I’m still going to apply when they open registration for 2021. And I will try not to get my hopes up. I got to run Boston two years ago, after all. And I’ll get there again. I’m still extremely proud of my Chasing the Unicorn BQ. It was not easy, what with the last minute cancellation, then last minute uncertainty over the rescheduled date ….. And then all the obstacles that happened at the race itself (I hope I never have to climb over a fallen tree at mile 23 of a marathon ever again. It makes for a good story after the fact, but yikes.) I did my best that day, and it was a great experience. If it’s not good enough for Boston this time — I’ll have other chances. I really believe that. 

Racing plans for 2021

Happy New Year! Bye, 2020. Don’t let the door hit you in the ass on the way out. 

I know we have a long road ahead of us, but I’m still relieved and hopeful about what’s to come. I’m even getting my first dose of the COVID vaccine this week, and feel so grateful for that. 

So what’s going to happen with road racing this year? Will most races return in the spring? Summer? Fall? 

Who knows. 
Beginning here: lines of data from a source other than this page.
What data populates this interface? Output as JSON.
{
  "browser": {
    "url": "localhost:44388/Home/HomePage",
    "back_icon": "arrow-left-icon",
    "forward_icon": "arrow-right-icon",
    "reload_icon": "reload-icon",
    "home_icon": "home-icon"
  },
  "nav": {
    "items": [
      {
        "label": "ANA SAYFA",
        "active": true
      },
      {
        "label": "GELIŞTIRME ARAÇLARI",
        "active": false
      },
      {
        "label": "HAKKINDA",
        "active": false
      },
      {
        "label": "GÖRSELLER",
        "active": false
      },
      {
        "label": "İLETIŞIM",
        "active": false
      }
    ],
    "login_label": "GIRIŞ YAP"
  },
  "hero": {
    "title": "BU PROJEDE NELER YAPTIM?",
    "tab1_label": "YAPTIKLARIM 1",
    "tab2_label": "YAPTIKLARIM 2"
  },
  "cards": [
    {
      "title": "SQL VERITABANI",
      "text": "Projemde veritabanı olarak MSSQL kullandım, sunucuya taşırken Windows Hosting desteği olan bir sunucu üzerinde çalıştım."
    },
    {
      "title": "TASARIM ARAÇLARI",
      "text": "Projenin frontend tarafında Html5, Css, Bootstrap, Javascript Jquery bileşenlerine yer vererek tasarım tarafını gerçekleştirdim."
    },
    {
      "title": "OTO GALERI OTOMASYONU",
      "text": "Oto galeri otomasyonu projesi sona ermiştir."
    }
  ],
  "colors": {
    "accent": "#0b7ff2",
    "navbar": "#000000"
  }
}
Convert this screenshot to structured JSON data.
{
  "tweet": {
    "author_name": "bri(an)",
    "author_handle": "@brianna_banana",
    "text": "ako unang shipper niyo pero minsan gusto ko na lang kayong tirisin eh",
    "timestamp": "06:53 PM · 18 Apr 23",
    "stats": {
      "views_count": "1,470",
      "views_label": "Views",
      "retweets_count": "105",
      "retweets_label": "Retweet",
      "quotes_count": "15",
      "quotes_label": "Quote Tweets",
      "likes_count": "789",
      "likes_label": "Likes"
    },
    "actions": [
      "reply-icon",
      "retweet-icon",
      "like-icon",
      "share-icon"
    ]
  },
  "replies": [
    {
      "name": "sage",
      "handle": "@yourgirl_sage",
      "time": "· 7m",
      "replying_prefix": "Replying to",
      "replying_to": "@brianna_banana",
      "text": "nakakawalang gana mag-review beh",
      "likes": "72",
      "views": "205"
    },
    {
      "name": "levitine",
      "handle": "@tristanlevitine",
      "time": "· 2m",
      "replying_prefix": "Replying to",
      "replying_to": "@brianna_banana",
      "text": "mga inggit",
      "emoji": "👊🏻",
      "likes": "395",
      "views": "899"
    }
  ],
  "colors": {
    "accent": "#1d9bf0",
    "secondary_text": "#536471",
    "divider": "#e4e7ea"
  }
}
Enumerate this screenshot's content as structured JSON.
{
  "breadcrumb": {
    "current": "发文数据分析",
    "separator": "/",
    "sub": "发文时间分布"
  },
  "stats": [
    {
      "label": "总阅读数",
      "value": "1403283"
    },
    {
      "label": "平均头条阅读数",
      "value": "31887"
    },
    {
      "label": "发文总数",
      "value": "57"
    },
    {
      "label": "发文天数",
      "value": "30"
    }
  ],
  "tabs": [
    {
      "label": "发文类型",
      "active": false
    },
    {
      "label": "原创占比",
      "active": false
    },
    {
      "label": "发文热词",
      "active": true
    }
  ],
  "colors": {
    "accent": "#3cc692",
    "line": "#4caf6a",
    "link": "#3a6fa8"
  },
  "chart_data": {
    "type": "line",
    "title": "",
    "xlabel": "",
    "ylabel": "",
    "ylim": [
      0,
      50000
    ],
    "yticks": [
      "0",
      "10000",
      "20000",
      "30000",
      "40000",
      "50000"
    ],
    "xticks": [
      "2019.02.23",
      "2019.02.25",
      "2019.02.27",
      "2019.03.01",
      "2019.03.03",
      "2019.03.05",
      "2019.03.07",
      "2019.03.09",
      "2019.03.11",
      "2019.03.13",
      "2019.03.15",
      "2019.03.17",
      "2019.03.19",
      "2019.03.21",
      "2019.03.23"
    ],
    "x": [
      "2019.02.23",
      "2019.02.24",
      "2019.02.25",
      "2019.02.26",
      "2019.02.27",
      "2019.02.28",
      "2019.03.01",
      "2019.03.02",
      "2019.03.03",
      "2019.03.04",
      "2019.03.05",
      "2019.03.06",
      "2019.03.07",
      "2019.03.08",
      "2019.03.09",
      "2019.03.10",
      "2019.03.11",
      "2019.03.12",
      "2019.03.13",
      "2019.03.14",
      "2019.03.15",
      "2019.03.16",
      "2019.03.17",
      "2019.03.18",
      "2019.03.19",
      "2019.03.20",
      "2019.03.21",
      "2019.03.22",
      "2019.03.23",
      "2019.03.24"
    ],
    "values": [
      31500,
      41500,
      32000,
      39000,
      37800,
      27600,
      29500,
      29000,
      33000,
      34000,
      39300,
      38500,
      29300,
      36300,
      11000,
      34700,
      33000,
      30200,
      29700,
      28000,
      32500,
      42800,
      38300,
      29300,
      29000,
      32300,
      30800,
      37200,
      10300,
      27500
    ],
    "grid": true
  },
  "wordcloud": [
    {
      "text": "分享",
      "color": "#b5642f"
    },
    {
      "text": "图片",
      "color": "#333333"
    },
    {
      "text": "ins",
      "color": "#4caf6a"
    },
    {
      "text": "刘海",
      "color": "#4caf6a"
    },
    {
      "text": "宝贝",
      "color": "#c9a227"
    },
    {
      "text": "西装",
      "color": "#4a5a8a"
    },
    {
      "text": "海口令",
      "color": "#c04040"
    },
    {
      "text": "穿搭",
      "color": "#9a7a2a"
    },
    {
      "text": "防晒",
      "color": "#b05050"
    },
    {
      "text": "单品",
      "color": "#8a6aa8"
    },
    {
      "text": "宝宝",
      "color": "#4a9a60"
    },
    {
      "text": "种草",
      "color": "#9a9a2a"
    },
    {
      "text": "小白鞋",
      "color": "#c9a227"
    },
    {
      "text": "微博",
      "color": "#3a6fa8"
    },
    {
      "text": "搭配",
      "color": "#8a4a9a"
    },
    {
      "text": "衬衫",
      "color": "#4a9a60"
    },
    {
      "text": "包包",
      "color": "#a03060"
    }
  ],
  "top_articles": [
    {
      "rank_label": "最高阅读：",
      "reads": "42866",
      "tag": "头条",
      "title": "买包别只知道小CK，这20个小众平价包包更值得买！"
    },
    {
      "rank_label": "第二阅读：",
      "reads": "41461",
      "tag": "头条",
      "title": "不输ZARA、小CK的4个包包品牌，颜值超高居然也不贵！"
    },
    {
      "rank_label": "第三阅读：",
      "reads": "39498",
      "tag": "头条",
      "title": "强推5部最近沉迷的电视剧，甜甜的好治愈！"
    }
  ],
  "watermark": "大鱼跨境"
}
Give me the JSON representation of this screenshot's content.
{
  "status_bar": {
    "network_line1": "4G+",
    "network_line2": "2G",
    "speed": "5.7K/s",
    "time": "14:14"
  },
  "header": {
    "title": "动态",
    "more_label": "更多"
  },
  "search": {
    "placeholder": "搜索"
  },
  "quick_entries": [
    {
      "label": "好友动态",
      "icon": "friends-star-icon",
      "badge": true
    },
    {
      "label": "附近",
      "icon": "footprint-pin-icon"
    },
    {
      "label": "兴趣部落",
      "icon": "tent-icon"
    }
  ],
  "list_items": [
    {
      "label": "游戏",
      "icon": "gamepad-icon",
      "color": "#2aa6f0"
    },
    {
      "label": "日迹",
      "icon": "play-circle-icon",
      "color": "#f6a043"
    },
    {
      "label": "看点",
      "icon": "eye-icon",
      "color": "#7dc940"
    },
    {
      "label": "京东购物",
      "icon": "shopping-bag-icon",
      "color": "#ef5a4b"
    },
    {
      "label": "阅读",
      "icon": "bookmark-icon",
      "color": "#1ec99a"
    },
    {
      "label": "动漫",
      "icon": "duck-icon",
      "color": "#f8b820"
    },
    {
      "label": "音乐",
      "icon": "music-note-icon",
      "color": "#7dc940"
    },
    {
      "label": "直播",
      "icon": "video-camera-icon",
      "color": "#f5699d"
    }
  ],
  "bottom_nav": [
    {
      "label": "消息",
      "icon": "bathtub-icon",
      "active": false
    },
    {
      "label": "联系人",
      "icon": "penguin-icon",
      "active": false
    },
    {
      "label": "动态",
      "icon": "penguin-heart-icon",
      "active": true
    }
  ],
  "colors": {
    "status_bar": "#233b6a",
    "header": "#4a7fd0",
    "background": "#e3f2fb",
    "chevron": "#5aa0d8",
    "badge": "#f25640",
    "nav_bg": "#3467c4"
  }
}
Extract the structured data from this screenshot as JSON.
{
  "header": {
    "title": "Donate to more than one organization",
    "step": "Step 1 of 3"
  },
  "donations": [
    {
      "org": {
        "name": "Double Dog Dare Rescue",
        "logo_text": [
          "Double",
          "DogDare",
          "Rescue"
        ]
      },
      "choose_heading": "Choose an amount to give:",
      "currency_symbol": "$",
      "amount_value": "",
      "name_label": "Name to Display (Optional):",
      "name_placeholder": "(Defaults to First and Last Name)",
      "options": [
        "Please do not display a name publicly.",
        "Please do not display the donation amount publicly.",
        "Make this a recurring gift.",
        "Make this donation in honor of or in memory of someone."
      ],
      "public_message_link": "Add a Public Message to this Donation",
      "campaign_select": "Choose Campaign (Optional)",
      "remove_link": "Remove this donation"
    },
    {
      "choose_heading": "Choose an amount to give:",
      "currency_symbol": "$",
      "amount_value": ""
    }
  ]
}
A few weeks ago, I decided to register for the Runners Marathon of Reston (Virginia) on April 11. It’s a small race (less than a thousand runners) and the organizers are offering full refunds if they have to cancel. Registration for Coastal Delaware 2021 was on hold indefinitely, so I decided to take a chance. And sure enough, the organizers of Coastal Delaware sent out an email this week saying they were postponing the race from April to November. 

I’m not really sure what I am going to do, as I am still planning to run the Philly Marathon in November. The rescheduled race date is a week before Philly. Sooo…..I could train for CoDel and then just run Philly for fun. Or I could drop down to the half. Or I could see about getting my money back and just bagging it all together. I’ll run it eventually. 

I was planning to run Rip It’s Little Patuxent River Run, both the half marathon and the 10K, on the last weekend of this month. But COVID has forced that to be postponed until the weekend of March 6-7. This will make things challenging, as that is a weekend when my marathon training plan has me running 20 miles one day, 10 the next. I will probably just end up tacking on extra mileage after each race — 6.9 miles after the half, 3.8 after the 10K. (The half and the 10K are being held on separate days this year to minimize crowd size.) 

Overall, I am trying to be conservative as far as what I sign up for, at least during the first half of the year. I deferred last June’s Columbia Association Triathlon after it was canceled, so that is on my calendar for this June. Rip It is still planning for it to be a live event. Philly was a deferral from 2020. I was also registered for the 2020 Chicago Marathon, and I’m planning to defer that until 2022. That is one of the biggest marathons in the world and I am just skeptical that it could happen by October. That does free me up to run the Baltimore Running Festival in October, assuming it happens. I just signed up for the 10K, a new distance for the event, this week. 

And…… that’s it so far. I want to race more in 2021, but it is what it is! 2020 has taught me many things, but one of the main things is that I don’t need to race to enjoy running. I’m very thankful to have had running as a positive outlet in a very odd year.